[[ GIVEN DATA, beginning ]]

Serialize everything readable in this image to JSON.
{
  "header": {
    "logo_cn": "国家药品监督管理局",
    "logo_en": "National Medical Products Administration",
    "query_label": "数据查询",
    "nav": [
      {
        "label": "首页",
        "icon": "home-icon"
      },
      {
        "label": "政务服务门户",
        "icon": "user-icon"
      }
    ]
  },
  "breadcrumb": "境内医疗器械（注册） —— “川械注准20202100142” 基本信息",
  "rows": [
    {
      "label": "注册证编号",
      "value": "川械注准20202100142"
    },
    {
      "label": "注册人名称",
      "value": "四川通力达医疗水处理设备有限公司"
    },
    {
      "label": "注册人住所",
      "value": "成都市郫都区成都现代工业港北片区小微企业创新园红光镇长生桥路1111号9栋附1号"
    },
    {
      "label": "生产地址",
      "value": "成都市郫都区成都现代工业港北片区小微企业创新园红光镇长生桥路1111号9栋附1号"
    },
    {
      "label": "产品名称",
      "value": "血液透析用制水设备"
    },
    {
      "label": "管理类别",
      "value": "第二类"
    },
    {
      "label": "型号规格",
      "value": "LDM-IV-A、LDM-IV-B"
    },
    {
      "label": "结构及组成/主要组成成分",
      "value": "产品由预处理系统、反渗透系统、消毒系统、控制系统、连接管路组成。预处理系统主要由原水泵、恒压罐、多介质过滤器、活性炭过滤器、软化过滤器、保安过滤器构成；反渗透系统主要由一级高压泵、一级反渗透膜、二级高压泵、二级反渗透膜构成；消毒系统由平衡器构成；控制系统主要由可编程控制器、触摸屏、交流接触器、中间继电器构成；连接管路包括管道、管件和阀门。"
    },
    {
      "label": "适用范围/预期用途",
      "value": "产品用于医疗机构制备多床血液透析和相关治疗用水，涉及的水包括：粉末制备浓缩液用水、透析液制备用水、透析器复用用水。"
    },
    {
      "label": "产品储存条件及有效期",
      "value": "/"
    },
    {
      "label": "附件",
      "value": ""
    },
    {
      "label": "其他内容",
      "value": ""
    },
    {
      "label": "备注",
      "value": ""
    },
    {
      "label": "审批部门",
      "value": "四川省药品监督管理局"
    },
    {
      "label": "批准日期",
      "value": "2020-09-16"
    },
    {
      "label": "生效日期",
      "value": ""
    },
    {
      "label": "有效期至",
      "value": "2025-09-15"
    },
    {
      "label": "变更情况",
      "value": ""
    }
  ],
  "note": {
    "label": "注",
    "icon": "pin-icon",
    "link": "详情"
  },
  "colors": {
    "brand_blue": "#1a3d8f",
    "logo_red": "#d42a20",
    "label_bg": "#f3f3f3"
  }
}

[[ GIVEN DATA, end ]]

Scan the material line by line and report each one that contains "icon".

        "icon": "home-icon"
        "icon": "user-icon"
    "icon": "pin-icon",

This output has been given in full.